(Stored dataset items)
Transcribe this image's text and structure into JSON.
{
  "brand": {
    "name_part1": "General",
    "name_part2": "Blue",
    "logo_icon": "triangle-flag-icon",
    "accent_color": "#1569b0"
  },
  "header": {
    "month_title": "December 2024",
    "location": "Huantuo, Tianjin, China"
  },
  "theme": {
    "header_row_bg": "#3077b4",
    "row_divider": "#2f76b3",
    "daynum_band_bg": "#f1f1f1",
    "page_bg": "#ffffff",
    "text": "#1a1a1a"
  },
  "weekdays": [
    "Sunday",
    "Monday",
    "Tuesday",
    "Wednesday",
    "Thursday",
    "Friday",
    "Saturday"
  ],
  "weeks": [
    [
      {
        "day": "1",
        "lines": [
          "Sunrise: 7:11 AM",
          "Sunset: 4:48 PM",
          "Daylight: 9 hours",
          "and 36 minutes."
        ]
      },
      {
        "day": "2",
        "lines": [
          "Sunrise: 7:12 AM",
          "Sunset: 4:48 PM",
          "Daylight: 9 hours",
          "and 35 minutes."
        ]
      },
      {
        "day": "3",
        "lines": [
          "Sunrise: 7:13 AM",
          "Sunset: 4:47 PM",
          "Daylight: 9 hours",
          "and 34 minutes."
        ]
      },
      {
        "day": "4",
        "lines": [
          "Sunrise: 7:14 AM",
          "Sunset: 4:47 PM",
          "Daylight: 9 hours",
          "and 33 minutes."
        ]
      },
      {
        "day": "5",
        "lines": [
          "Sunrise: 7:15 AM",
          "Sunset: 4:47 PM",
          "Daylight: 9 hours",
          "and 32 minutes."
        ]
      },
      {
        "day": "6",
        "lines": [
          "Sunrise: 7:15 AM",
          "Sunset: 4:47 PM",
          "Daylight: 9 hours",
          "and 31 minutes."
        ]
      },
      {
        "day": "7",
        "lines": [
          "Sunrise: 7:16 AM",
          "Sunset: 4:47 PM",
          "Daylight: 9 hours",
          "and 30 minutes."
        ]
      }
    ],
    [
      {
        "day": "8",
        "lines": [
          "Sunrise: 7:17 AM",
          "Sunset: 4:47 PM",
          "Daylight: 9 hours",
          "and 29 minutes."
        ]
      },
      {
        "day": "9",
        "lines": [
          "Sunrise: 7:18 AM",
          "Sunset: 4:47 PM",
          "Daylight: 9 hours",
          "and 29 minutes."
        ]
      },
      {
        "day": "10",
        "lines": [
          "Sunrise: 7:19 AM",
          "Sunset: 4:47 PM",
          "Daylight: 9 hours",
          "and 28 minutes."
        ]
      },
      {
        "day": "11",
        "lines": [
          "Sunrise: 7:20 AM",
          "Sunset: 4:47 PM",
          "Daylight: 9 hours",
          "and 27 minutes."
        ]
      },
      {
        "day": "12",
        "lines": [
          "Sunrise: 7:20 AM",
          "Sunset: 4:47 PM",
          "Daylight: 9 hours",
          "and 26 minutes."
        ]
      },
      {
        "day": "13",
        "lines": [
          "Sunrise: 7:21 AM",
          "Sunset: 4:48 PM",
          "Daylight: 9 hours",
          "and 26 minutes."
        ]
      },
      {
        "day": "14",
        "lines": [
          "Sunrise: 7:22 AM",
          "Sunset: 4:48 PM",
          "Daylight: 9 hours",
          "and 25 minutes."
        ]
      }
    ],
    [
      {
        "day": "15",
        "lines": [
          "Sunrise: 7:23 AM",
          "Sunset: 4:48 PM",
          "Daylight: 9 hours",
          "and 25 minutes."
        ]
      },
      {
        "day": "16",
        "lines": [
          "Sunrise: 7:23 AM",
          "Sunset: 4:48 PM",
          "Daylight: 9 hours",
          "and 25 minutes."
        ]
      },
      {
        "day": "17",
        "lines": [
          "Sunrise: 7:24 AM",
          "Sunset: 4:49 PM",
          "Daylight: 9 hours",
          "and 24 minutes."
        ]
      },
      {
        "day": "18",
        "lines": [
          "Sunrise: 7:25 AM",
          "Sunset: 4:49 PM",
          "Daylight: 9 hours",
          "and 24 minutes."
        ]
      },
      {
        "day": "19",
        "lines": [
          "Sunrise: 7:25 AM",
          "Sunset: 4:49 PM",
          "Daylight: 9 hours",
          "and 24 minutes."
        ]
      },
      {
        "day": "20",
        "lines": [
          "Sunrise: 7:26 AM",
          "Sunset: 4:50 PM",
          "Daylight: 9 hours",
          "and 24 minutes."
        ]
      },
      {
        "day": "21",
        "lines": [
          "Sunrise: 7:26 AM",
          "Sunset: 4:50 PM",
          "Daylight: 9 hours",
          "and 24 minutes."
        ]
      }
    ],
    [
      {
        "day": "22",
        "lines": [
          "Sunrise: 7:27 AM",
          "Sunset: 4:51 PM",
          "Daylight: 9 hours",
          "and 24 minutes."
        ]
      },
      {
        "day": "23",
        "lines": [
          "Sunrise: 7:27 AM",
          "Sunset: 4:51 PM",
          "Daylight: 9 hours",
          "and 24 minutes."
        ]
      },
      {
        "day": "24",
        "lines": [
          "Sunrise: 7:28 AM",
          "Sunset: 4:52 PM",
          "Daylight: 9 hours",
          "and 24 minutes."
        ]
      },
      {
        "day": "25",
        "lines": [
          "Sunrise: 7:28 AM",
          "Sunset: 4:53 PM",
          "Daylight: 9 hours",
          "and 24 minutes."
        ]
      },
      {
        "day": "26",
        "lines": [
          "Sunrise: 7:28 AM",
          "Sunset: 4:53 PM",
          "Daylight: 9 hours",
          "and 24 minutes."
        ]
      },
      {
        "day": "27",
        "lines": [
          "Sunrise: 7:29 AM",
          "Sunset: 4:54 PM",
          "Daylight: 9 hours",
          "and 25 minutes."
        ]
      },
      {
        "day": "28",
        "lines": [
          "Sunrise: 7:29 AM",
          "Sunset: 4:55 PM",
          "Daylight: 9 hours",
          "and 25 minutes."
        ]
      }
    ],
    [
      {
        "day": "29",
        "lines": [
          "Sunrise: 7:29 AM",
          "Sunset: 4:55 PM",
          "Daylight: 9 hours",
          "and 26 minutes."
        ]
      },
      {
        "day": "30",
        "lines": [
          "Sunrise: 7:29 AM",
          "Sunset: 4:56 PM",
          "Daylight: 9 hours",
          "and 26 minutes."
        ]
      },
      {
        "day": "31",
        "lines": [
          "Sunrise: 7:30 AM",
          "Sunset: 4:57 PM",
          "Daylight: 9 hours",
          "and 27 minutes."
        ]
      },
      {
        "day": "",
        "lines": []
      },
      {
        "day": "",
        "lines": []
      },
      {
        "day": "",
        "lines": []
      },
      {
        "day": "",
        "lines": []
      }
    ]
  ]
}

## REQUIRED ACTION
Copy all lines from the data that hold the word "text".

## TASK ANSWER
Transcribe this image's text and structure into JSON.
    "text": "#1a1a1a"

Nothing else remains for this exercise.